Audio Activation
"Siri, play the Public News Service (podcast)"
"Hey Google, play the Public News Service podcast"
"Alexa, play Public News Service podcast"
or "Alexa, what's my news flash?" once you set it up in the Alexa app


Audio Activation
"Siri, play the 2020Talks podcast"
"Hey Google, play the 2020Talks podcast"
"Alexa, play Two-Thousand-Twenty Talks podcast"
or "Alexa, what's my news flash?" once you set it up in the Alexa app


PNS Daily Newscast - August 14, 2020 

Trump rebuffs Biden's call for a national mask mandate; nurses warn of risks of in-person school.

2020Talks - August 14, 2020 

Responses to President Trump's suggestion that he opposes more Postal Service funding in part to prevent expanded mail-in voting; and Puerto Rico's second try at a primary on Sunday.

Scammers See Opportunity in Rollout of New Medicare Cards

Medicare theft cost taxpayers $60 billion in 2017. (Elien Dumon/Unsplash)
Medicare theft cost taxpayers $60 billion in 2017. (Elien Dumon/Unsplash)
May 25, 2018

PORTLAND, Ore. – New Medicare identification cards are on their way to Oregonians. Unfortunately, scammers see this as opportunity to take advantage of people.

The new cards, which are rolling out in phases, actually are meant to make people's information more secure by removing their Social Security numbers from the cards and replacing them with Medicare I-D numbers.

Cameron Smith, director of the Oregon Department of Consumer and Business Services, says thieves will be calling to tell people they have to pay for a new card, and asking them to provide financial information.

"The best advice that we have is to hang up anytime you get that kind of a call,” says Smith. “Medicare will never call you directly unsolicited.

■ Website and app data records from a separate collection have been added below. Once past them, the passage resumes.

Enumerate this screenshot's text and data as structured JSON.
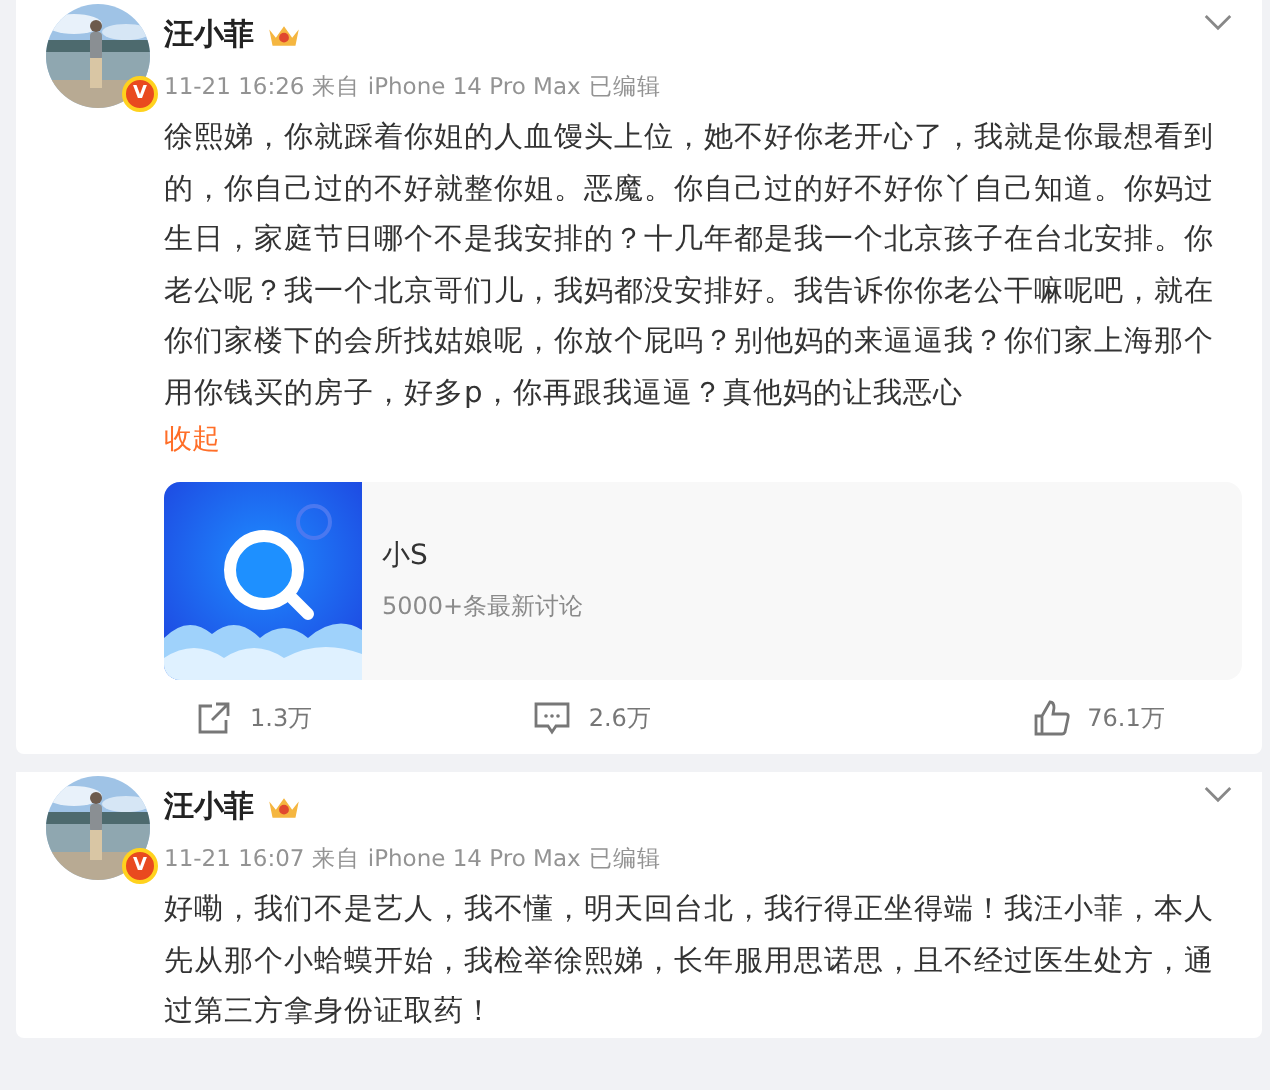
{
  "posts": [
    {
      "author": "汪小菲",
      "verified_badge": "V",
      "time": "11-21 16:26",
      "source": "来自 iPhone 14 Pro Max",
      "edited": "已编辑",
      "text": "徐熙娣，你就踩着你姐的人血馒头上位，她不好你老开心了，我就是你最想看到的，你自己过的不好就整你姐。恶魔。你自己过的好不好你丫自己知道。你妈过生日，家庭节日哪个不是我安排的？十几年都是我一个北京孩子在台北安排。你老公呢？我一个北京哥们儿，我妈都没安排好。我告诉你你老公干嘛呢吧，就在你们家楼下的会所找姑娘呢，你放个屁吗？别他妈的来逼逼我？你们家上海那个用你钱买的房子，好多p，你再跟我逼逼？真他妈的让我恶心",
      "collapse": "收起",
      "topic": {
        "title": "小S",
        "subtitle": "5000+条最新讨论"
      },
      "actions": [
        {
          "kind": "repost",
          "count": "1.3万"
        },
        {
          "kind": "comment",
          "count": "2.6万"
        },
        {
          "kind": "like",
          "count": "76.1万"
        }
      ]
    },
    {
      "author": "汪小菲",
      "verified_badge": "V",
      "time": "11-21 16:07",
      "source": "来自 iPhone 14 Pro Max",
      "edited": "已编辑",
      "text": "好嘞，我们不是艺人，我不懂，明天回台北，我行得正坐得端！我汪小菲，本人先从那个小蛤蟆开始，我检举徐熙娣，长年服用思诺思，且不经过医生处方，通过第三方拿身份证取药！"
    }
  ]
}
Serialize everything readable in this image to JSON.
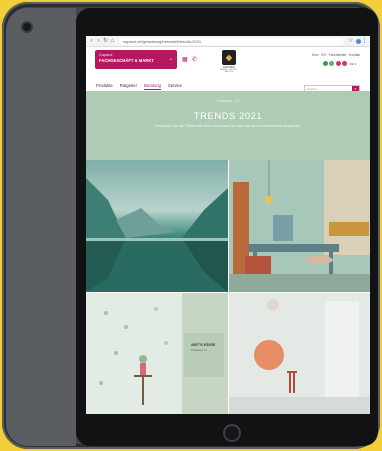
{
  "browser": {
    "url": "caparol.de/gestaltung/trendwelt/trends-2021"
  },
  "header": {
    "store_label": "Caparol",
    "store_name": "FACHGESCHÄFT & MARKT",
    "logo_text": "CAPAROL",
    "logo_sub": "FARBE · LACKE · BAUTEN",
    "top_links": "Kurz · EN · Fachhändler · Kontakt",
    "lang_label": "DE ▾",
    "search_placeholder": "Suchen"
  },
  "nav": {
    "items": [
      "Produkte",
      "Ratgeber",
      "Beratung",
      "Service"
    ]
  },
  "hero": {
    "breadcrumb": "Gestaltung > 21",
    "title": "TRENDS 2021",
    "text": "Entdecken Sie die Farbtrends 2021 und lassen Sie sich von den Kombinationen inspirieren."
  },
  "tile3": {
    "card_title": "ART'S EDGE",
    "card_sub": "Kollektion 21"
  },
  "colors": {
    "brand": "#b5185f",
    "hero_bg": "#aecbb4",
    "device": "#44474b",
    "background": "#f2cf3a"
  },
  "icons": [
    "back-icon",
    "forward-icon",
    "reload-icon",
    "home-icon",
    "star-icon",
    "profile-icon",
    "menu-icon",
    "store-icon",
    "phone-icon",
    "search-icon"
  ]
}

All of their communications is done by the mail. You don't need to do anything to receive this new card with the new number – that will arrive in the mail without you having to do a single thing."

Smith says Oregonians already are receiving cards in the mail. But he cautions people to be patient because they aren't rolling out according to ZIP Code, meaning your neighbor might receive a card before you do.

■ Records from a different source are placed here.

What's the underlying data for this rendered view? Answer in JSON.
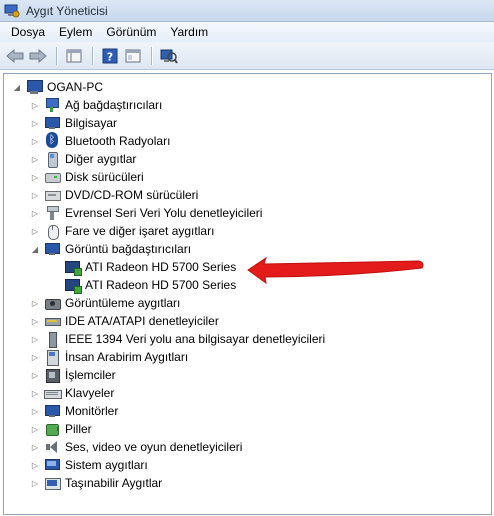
{
  "window": {
    "title": "Aygıt Yöneticisi"
  },
  "menu": [
    "Dosya",
    "Eylem",
    "Görünüm",
    "Yardım"
  ],
  "toolbar": {
    "buttons": [
      {
        "icon": "back-arrow-icon"
      },
      {
        "icon": "forward-arrow-icon"
      },
      {
        "icon": "properties-grid-icon"
      },
      {
        "icon": "help-icon"
      },
      {
        "icon": "show-hide-pane-icon"
      },
      {
        "icon": "scan-hardware-icon"
      }
    ]
  },
  "tree": {
    "root": {
      "label": "OGAN-PC",
      "expanded": true
    },
    "categories": [
      {
        "label": "Ağ bağdaştırıcıları",
        "icon": "network-adapter-icon",
        "expanded": false
      },
      {
        "label": "Bilgisayar",
        "icon": "computer-icon",
        "expanded": false
      },
      {
        "label": "Bluetooth Radyoları",
        "icon": "bluetooth-icon",
        "expanded": false
      },
      {
        "label": "Diğer aygıtlar",
        "icon": "other-device-icon",
        "expanded": false
      },
      {
        "label": "Disk sürücüleri",
        "icon": "disk-drive-icon",
        "expanded": false
      },
      {
        "label": "DVD/CD-ROM sürücüleri",
        "icon": "dvd-drive-icon",
        "expanded": false
      },
      {
        "label": "Evrensel Seri Veri Yolu denetleyicileri",
        "icon": "usb-icon",
        "expanded": false
      },
      {
        "label": "Fare ve diğer işaret aygıtları",
        "icon": "mouse-icon",
        "expanded": false
      },
      {
        "label": "Görüntü bağdaştırıcıları",
        "icon": "display-adapter-icon",
        "expanded": true,
        "children": [
          {
            "label": "ATI Radeon HD 5700 Series",
            "icon": "display-adapter-icon"
          },
          {
            "label": "ATI Radeon HD 5700 Series",
            "icon": "display-adapter-icon"
          }
        ]
      },
      {
        "label": "Görüntüleme aygıtları",
        "icon": "imaging-device-icon",
        "expanded": false
      },
      {
        "label": "IDE ATA/ATAPI denetleyiciler",
        "icon": "ide-controller-icon",
        "expanded": false
      },
      {
        "label": "IEEE 1394 Veri yolu ana bilgisayar denetleyicileri",
        "icon": "ieee1394-icon",
        "expanded": false
      },
      {
        "label": "İnsan Arabirim Aygıtları",
        "icon": "hid-icon",
        "expanded": false
      },
      {
        "label": "İşlemciler",
        "icon": "processor-icon",
        "expanded": false
      },
      {
        "label": "Klavyeler",
        "icon": "keyboard-icon",
        "expanded": false
      },
      {
        "label": "Monitörler",
        "icon": "monitor-icon",
        "expanded": false
      },
      {
        "label": "Piller",
        "icon": "battery-icon",
        "expanded": false
      },
      {
        "label": "Ses, video ve oyun denetleyicileri",
        "icon": "sound-icon",
        "expanded": false
      },
      {
        "label": "Sistem aygıtları",
        "icon": "system-device-icon",
        "expanded": false
      },
      {
        "label": "Taşınabilir Aygıtlar",
        "icon": "portable-device-icon",
        "expanded": false
      }
    ]
  },
  "annotation": {
    "color": "#e31b1b",
    "target": "ATI Radeon HD 5700 Series"
  }
}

Smith says medical identity theft is a big problem. That's when someone steals personal information, such as a Social Security number, to submit fraudulent claims to Medicare or other health providers. He says the cost of Medicare theft is huge.

"Almost $60 billion a year is what they estimated for calendar year 2017,” says Smith. “And these are costs that fall on all of us."

Smith says this crime can cost its victims in the form of higher co-payments and deductibles, and even cuts to services. On top of that, taxpayers foot the bill. Smith says people in search of individual help should contact the Senior Health Insurance Benefits Assistance program.

Eric Tegethoff, Public News Service - OR